Dunkel in the Rye Dark Lager 4.6%
Toasty, chocolate, medium body, and very drinkable. Good length and a good alternative to the ubiquitous IPAs. Speaking of which....

Hump Day I.P.A. 6.2%
Well, it was Wednesday, so an appropriate inclusion. Six different hops according to the blurb, with the tropical fruit and pine notes generally associated with US ales.  Strong guava/green seed notes that always reminds me of lantana. Not bad.

Skinny D.I.P.A. 8.9%
The pick of the bunch so far, with the aforementioned combination of hops, with a great malty spine to counterbalance.  Candy notes, apricot, pine. Comes in at 45 IBU, which I think could easily be ramped up.

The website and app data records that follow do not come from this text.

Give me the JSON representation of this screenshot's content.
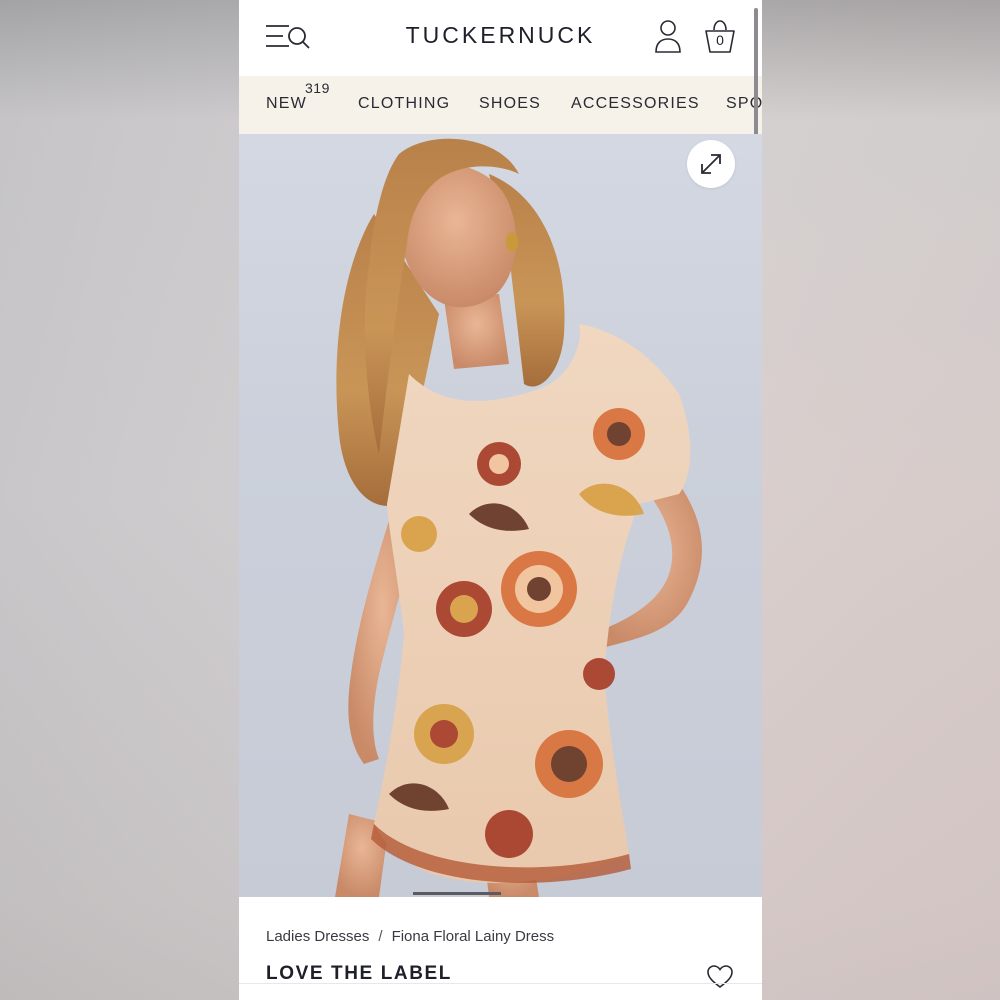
{
  "header": {
    "logo": "TUCKERNUCK",
    "bag_count": "0",
    "icons": [
      "menu-icon",
      "search-icon",
      "account-icon",
      "bag-icon"
    ]
  },
  "nav": {
    "items": [
      {
        "label": "NEW",
        "badge": "319"
      },
      {
        "label": "CLOTHING"
      },
      {
        "label": "SHOES"
      },
      {
        "label": "ACCESSORIES"
      },
      {
        "label": "SPO"
      }
    ]
  },
  "hero": {
    "expand_icon": "expand-icon",
    "dress_colors": {
      "base": "#f1d9c2",
      "orange": "#d8743f",
      "rust": "#a8422e",
      "gold": "#d9a24a",
      "brown": "#6a3b2a"
    }
  },
  "product": {
    "breadcrumb": [
      "Ladies Dresses",
      "Fiona Floral Lainy Dress"
    ],
    "breadcrumb_separator": "/",
    "brand": "LOVE THE LABEL",
    "wishlist_icon": "heart-icon"
  }
}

I hooked into this while waiting for Jon to arrive, and when he did, we moved on to happy hour pints of Wood Duck Cream Ale, at 4.7%., and at $8 a pint. Nice.


This was certainly a revelation, being delivered via nitro tap (the black board said hand-pumped, but this was not the case), displaying the beguiling upside-down head as it formed out of bright, creamy, apricot hues.  A very malt-driven style, and a wonderful alternative to the fruit bombs of US & Pacific pale ale styles.  A great session ale, as Jon described it, and certainly worth the visit to AHBH for this alone.

I was pleased to see the Certified Independent logo on the AHBH web site.  I became aware of this a few weeks back when visiting Newcastle, and is an initiative of the Independent Brewers Association. Look for this logo.

Thursday, August 2, 2018

Waiter, there's a hair in my beer......


You know, I'll drink any beer offered to me.  A dud beer is better than no beer....  

But I think I'll draw the line at this.....


Definitely one out of the box....

Aussie Beer Blog

Aussie Beer Blog